=== BRIEF ===
Look through the listing below for the word "BUSINESS" and copy every line where it occurs.

=== AVAILABLE DATA ===
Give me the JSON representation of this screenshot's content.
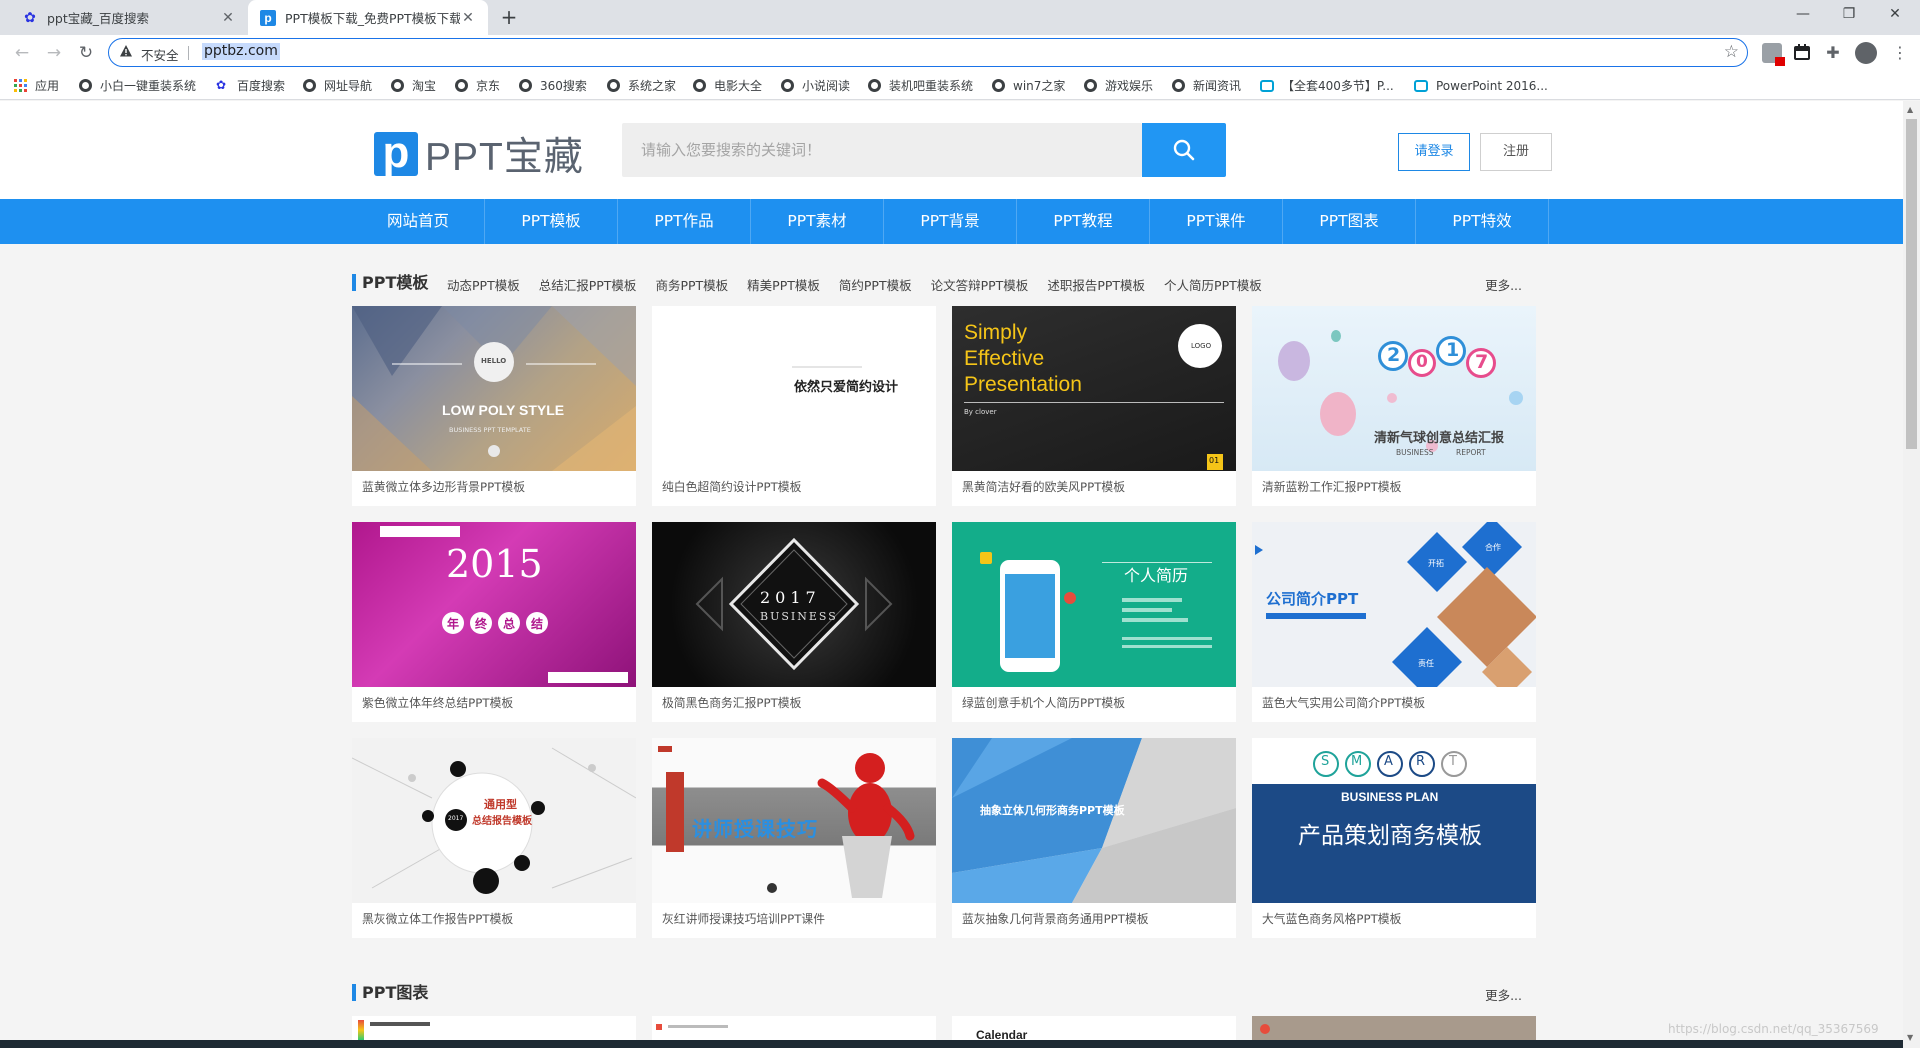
{
  "browser": {
    "tabs": [
      {
        "title": "ppt宝藏_百度搜索",
        "icon": "baidu-paw-icon"
      },
      {
        "title": "PPT模板下载_免费PPT模板下载...",
        "icon": "pptbz-icon"
      }
    ],
    "insecure_label": "不安全",
    "url": "pptbz.com",
    "bookmarks": [
      "应用",
      "小白一键重装系统",
      "百度搜索",
      "网址导航",
      "淘宝",
      "京东",
      "360搜索",
      "系统之家",
      "电影大全",
      "小说阅读",
      "装机吧重装系统",
      "win7之家",
      "游戏娱乐",
      "新闻资讯",
      "【全套400多节】P...",
      "PowerPoint 2016..."
    ]
  },
  "site": {
    "logo_text": "PPT宝藏",
    "logo_mark": "p",
    "search_placeholder": "请输入您要搜索的关键词！",
    "login_label": "请登录",
    "register_label": "注册",
    "nav": [
      "网站首页",
      "PPT模板",
      "PPT作品",
      "PPT素材",
      "PPT背景",
      "PPT教程",
      "PPT课件",
      "PPT图表",
      "PPT特效"
    ],
    "accent_color": "#1e90f0"
  },
  "section_templates": {
    "title": "PPT模板",
    "subcategories": [
      "动态PPT模板",
      "总结汇报PPT模板",
      "商务PPT模板",
      "精美PPT模板",
      "简约PPT模板",
      "论文答辩PPT模板",
      "述职报告PPT模板",
      "个人简历PPT模板"
    ],
    "more": "更多...",
    "cards": [
      {
        "title": "蓝黄微立体多边形背景PPT模板",
        "thumb_text": [
          "LOW POLY STYLE",
          "BUSINESS PPT TEMPLATE",
          "HELLO"
        ]
      },
      {
        "title": "纯白色超简约设计PPT模板",
        "thumb_text": [
          "依然只爱简约设计"
        ]
      },
      {
        "title": "黑黄简洁好看的欧美风PPT模板",
        "thumb_text": [
          "Simply",
          "Effective",
          "Presentation",
          "By clover",
          "LOGO",
          "01"
        ]
      },
      {
        "title": "清新蓝粉工作汇报PPT模板",
        "thumb_text": [
          "2",
          "0",
          "1",
          "7",
          "清新气球创意总结汇报",
          "BUSINESS",
          "REPORT"
        ]
      },
      {
        "title": "紫色微立体年终总结PPT模板",
        "thumb_text": [
          "2015",
          "年",
          "终",
          "总",
          "结"
        ]
      },
      {
        "title": "极简黑色商务汇报PPT模板",
        "thumb_text": [
          "2017",
          "BUSINESS"
        ]
      },
      {
        "title": "绿蓝创意手机个人简历PPT模板",
        "thumb_text": [
          "个人简历"
        ]
      },
      {
        "title": "蓝色大气实用公司简介PPT模板",
        "thumb_text": [
          "公司简介PPT",
          "开拓",
          "合作",
          "责任"
        ]
      },
      {
        "title": "黑灰微立体工作报告PPT模板",
        "thumb_text": [
          "通用型",
          "总结报告模板",
          "2017"
        ]
      },
      {
        "title": "灰红讲师授课技巧培训PPT课件",
        "thumb_text": [
          "讲师授课技巧"
        ]
      },
      {
        "title": "蓝灰抽象几何背景商务通用PPT模板",
        "thumb_text": [
          "抽象立体几何形商务PPT模板"
        ]
      },
      {
        "title": "大气蓝色商务风格PPT模板",
        "thumb_text": [
          "S",
          "M",
          "A",
          "R",
          "T",
          "BUSINESS PLAN",
          "产品策划商务模板"
        ]
      }
    ]
  },
  "section_charts": {
    "title": "PPT图表",
    "more": "更多...",
    "preview_text": [
      "Calendar"
    ]
  },
  "watermark": "https://blog.csdn.net/qq_35367569"
}
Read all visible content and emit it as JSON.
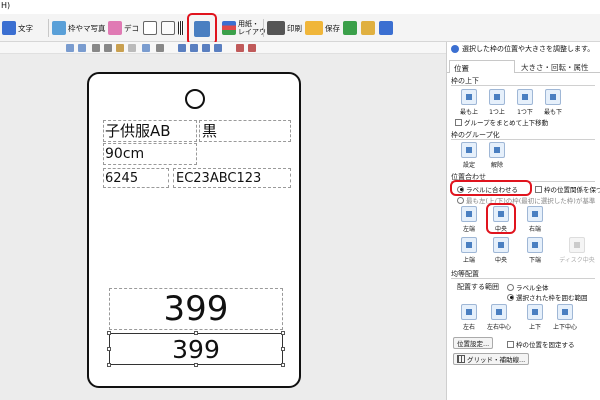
{
  "title_fragment": "H)",
  "toolbar": {
    "items": [
      {
        "label": "文字",
        "icon": "text-icon"
      },
      {
        "label": "枠やマ写真",
        "icon": "image-frame-icon"
      },
      {
        "label": "デコ",
        "icon": "decoration-icon"
      },
      {
        "label": "",
        "icon": "table-icon"
      },
      {
        "label": "",
        "icon": "number-icon"
      },
      {
        "label": "",
        "icon": "barcode-icon"
      },
      {
        "label": "",
        "icon": "position-adjust-icon"
      },
      {
        "label": "用紙・",
        "label2": "レイアウト",
        "icon": "paper-layout-icon"
      },
      {
        "label": "印刷",
        "icon": "print-icon"
      },
      {
        "label": "保存",
        "icon": "save-folder-icon"
      }
    ]
  },
  "label": {
    "fields": [
      {
        "name": "product-name-field",
        "text": "子供服AB"
      },
      {
        "name": "color-field",
        "text": "黒"
      },
      {
        "name": "size-field",
        "text": "90cm"
      },
      {
        "name": "code-field",
        "text": "6245"
      },
      {
        "name": "sku-field",
        "text": "EC23ABC123"
      },
      {
        "name": "price-large-field",
        "text": "399"
      },
      {
        "name": "price-selected-field",
        "text": "399"
      }
    ]
  },
  "panel": {
    "hint": "選択した枠の位置や大きさを調整します。",
    "tabs": {
      "active": "位置",
      "inactive": "大きさ・回転・属性"
    },
    "order": {
      "title": "枠の上下",
      "buttons": [
        "最も上",
        "1つ上",
        "1つ下",
        "最も下"
      ],
      "group_move": "グループをまとめて上下移動"
    },
    "grouping": {
      "title": "枠のグループ化",
      "buttons": [
        "設定",
        "解除"
      ]
    },
    "align": {
      "title": "位置合わせ",
      "radio_label": "ラベルに合わせる",
      "check_keep": "枠の位置関係を保つ",
      "radio_selected": "最も左(上/下)の枠(最初に選択した枠)が基準",
      "row1": [
        "左端",
        "中央",
        "右端"
      ],
      "row2": [
        "上端",
        "中央",
        "下端",
        "ディスク中央"
      ]
    },
    "distribute": {
      "title": "均等配置",
      "range_label": "配置する範囲",
      "radio_all": "ラベル全体",
      "radio_selected": "選択された枠を囲む範囲",
      "buttons": [
        "左右",
        "左右中心",
        "上下",
        "上下中心"
      ]
    },
    "position_settings": "位置設定...",
    "lock_position": "枠の位置を固定する",
    "grid_button": "グリッド・補助線..."
  },
  "colors": {
    "highlight": "#e0141e",
    "accent": "#4a7fc1",
    "canvas_bg": "#ececec"
  }
}
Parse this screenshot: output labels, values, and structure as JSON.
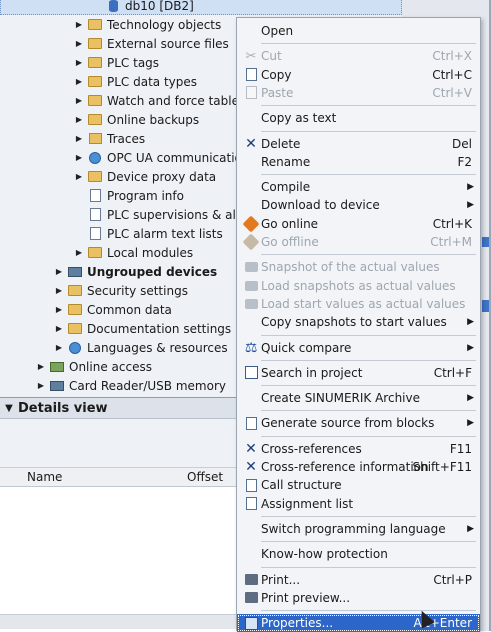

=== SOLUTION FOR THIS TASK ===
          "BUSINESS PPT TEMPLATE",
          "BUSINESS",
          "BUSINESS"
          "BUSINESS PLAN",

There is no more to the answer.